Data records for software interfaces:
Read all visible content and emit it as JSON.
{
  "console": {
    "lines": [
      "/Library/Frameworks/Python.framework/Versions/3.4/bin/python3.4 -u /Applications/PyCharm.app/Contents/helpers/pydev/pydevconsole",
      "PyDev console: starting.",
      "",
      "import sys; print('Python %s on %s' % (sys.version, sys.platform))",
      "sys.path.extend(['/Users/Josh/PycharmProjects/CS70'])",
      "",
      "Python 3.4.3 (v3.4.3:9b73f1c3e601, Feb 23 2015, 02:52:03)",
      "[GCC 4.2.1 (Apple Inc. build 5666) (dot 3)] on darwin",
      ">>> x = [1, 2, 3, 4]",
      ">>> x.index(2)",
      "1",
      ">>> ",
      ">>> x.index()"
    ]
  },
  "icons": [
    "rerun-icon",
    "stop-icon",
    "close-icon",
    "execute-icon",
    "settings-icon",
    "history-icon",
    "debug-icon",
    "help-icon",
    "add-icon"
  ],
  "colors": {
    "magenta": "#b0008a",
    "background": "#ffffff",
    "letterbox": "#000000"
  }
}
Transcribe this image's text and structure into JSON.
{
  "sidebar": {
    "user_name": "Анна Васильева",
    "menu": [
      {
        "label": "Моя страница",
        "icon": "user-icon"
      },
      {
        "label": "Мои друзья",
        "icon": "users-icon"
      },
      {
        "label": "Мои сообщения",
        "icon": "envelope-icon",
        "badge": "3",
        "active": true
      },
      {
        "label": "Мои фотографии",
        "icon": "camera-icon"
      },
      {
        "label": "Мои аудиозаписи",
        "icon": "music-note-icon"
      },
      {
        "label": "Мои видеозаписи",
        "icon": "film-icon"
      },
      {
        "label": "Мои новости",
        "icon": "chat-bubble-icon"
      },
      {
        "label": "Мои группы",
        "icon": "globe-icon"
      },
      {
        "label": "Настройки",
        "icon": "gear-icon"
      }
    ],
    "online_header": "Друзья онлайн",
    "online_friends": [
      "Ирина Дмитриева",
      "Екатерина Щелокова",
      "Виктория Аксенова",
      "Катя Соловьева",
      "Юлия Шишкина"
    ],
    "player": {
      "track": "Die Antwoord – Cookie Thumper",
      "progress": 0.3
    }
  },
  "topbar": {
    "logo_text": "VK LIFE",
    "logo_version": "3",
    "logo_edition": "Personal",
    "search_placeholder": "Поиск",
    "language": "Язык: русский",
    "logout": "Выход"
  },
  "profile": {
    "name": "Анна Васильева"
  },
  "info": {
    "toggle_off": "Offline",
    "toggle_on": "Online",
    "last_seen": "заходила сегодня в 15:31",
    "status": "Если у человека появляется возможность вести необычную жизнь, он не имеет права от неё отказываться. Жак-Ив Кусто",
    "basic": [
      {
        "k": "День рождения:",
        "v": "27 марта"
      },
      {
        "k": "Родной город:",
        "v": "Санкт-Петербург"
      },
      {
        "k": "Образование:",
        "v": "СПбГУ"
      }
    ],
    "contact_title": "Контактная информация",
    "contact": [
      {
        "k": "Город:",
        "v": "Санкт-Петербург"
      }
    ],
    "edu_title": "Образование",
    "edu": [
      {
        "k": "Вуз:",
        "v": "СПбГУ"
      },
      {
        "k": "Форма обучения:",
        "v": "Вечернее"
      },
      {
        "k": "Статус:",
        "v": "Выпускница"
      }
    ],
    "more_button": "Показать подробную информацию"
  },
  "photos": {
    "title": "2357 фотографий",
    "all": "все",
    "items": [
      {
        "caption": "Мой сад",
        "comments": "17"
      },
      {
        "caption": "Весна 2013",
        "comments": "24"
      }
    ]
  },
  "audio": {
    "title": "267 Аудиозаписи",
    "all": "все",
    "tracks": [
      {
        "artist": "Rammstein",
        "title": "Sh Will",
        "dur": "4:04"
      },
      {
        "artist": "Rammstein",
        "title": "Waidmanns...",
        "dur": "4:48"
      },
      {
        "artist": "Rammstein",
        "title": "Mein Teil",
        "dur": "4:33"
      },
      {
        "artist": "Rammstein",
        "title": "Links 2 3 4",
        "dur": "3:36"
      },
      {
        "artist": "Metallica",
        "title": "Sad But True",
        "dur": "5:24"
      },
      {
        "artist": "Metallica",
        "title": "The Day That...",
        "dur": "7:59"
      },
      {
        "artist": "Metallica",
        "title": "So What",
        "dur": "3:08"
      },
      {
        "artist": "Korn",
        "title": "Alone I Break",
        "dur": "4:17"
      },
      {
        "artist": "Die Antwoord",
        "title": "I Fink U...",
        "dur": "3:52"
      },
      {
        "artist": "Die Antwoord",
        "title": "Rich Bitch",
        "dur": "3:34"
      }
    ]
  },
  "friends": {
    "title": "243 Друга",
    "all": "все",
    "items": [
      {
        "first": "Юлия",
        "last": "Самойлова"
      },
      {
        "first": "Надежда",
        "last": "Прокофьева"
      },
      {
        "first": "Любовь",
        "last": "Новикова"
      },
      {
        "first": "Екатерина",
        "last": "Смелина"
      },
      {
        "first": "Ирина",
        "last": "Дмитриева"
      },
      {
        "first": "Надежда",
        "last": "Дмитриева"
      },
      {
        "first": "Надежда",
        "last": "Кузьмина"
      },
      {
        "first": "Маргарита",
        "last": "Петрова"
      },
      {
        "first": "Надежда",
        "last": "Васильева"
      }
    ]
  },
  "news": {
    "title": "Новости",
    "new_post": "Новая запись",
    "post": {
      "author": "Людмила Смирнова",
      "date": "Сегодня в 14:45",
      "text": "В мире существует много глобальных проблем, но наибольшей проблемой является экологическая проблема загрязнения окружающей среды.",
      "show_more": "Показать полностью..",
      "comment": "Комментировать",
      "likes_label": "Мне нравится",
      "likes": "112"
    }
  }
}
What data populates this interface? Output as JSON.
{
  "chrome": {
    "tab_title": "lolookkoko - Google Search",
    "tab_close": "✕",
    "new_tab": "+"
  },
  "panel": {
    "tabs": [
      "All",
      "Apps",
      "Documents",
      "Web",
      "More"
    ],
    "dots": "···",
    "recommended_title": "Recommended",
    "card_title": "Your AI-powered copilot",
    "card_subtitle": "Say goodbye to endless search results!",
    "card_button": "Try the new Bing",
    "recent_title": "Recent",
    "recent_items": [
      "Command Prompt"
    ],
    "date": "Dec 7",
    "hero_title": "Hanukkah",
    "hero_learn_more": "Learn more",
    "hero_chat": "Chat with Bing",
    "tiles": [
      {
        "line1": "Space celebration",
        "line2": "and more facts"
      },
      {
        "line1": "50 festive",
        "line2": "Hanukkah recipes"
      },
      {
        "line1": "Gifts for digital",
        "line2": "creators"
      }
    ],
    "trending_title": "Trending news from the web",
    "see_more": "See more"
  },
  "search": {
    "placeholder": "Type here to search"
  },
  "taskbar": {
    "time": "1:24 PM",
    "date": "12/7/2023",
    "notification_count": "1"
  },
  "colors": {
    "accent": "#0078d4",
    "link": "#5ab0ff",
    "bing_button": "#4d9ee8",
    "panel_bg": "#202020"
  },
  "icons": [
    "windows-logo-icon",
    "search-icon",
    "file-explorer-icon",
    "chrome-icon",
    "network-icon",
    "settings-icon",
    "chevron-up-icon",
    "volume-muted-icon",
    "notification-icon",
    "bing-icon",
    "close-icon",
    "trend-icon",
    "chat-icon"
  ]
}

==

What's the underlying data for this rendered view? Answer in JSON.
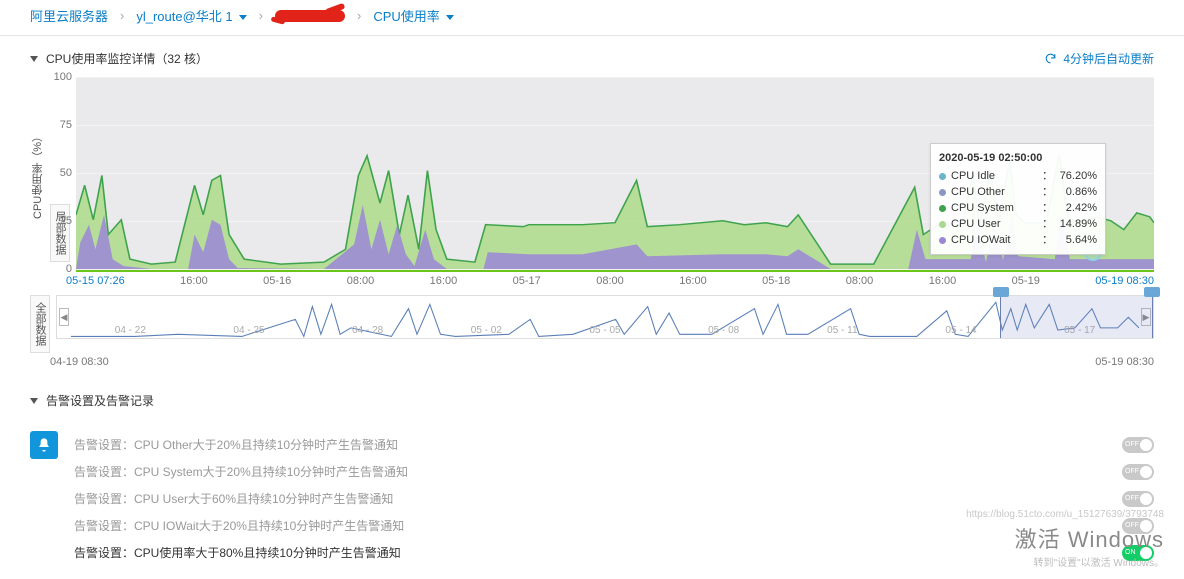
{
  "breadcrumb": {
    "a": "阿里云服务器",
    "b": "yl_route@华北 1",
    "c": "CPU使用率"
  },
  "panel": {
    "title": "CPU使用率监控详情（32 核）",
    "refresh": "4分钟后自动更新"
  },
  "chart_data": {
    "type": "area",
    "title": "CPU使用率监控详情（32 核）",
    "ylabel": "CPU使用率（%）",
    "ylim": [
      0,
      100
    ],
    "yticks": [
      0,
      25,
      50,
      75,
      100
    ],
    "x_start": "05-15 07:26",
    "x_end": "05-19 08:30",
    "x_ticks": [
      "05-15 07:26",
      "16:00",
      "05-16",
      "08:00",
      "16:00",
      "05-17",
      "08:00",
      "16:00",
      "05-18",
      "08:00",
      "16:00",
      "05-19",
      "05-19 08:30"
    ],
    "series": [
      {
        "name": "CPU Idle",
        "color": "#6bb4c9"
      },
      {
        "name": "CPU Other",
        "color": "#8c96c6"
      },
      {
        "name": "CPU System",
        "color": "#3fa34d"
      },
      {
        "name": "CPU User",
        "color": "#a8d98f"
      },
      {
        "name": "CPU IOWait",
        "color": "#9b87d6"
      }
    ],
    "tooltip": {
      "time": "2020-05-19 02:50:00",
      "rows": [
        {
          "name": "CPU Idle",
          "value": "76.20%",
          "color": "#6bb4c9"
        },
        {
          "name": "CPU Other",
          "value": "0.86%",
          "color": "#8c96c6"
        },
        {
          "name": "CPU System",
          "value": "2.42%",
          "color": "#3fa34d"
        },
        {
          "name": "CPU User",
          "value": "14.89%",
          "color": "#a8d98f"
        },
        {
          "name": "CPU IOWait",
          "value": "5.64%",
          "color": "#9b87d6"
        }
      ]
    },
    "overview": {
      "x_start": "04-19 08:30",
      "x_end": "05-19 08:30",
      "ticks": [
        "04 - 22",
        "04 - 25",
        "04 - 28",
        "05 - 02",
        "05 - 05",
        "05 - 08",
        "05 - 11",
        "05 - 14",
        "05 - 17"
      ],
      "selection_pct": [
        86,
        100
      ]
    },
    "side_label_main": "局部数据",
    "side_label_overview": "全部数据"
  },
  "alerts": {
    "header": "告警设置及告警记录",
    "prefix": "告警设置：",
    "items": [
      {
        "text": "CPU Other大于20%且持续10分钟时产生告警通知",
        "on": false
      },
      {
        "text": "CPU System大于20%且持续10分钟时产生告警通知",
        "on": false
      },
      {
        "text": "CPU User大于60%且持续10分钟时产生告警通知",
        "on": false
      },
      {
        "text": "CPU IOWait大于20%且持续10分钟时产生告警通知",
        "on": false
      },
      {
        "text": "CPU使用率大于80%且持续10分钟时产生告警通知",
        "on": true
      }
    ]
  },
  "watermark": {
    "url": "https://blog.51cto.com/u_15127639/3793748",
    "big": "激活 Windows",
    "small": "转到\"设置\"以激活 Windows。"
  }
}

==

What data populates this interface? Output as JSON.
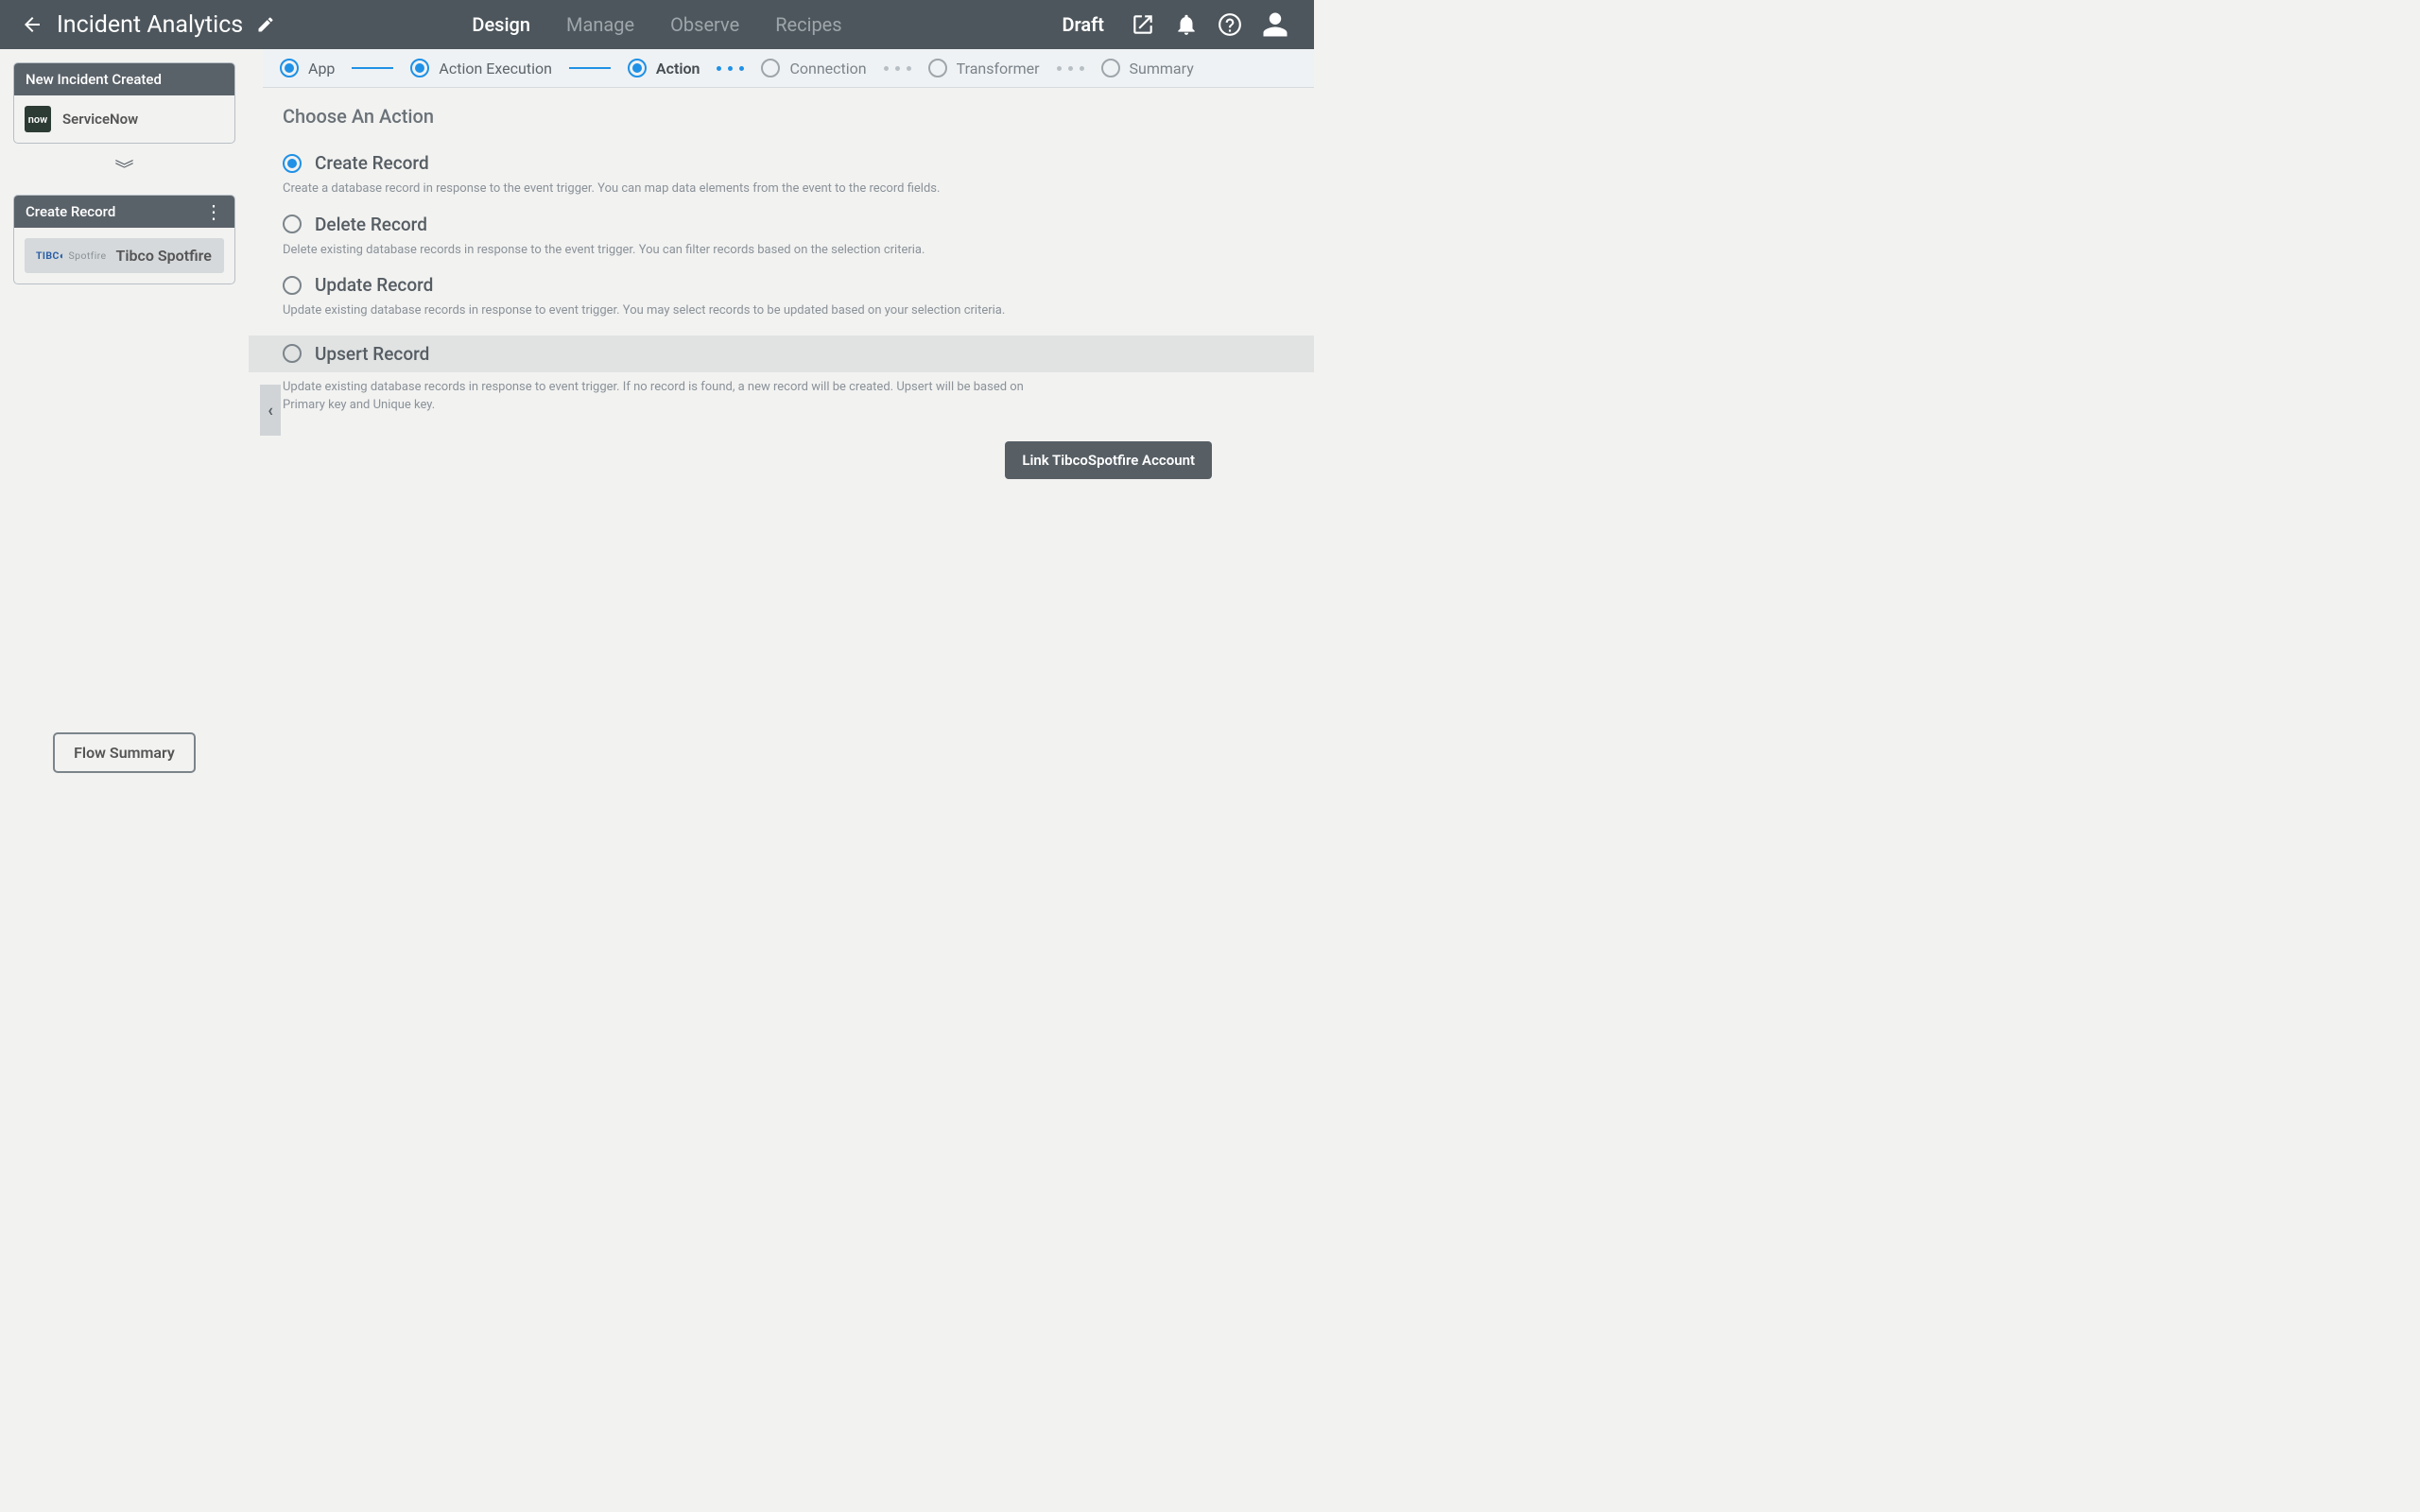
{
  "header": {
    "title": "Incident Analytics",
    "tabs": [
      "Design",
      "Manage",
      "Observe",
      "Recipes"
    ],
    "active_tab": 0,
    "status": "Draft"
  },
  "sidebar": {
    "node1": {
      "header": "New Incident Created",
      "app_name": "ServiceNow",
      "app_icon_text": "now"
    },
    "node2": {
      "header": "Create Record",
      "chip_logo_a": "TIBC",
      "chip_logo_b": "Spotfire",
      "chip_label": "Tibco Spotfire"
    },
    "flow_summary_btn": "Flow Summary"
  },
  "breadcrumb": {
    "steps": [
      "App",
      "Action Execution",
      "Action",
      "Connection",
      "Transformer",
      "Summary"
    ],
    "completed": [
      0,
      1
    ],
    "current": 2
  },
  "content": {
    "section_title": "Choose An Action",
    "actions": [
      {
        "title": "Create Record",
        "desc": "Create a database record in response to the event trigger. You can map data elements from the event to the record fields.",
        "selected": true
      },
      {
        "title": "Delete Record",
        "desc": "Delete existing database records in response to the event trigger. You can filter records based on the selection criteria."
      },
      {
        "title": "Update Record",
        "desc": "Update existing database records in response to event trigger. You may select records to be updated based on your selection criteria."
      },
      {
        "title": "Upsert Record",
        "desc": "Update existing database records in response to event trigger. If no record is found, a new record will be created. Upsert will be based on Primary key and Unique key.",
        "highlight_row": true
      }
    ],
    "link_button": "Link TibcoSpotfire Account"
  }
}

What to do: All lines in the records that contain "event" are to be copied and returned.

Result of this task:
        "desc": "Create a database record in response to the event trigger. You can map data elements from the event to the record fields.",
        "desc": "Delete existing database records in response to the event trigger. You can filter records based on the selection criteria."
        "desc": "Update existing database records in response to event trigger. You may select records to be updated based on your selection criteria."
        "desc": "Update existing database records in response to event trigger. If no record is found, a new record will be created. Upsert will be based on Primary key and Unique key.",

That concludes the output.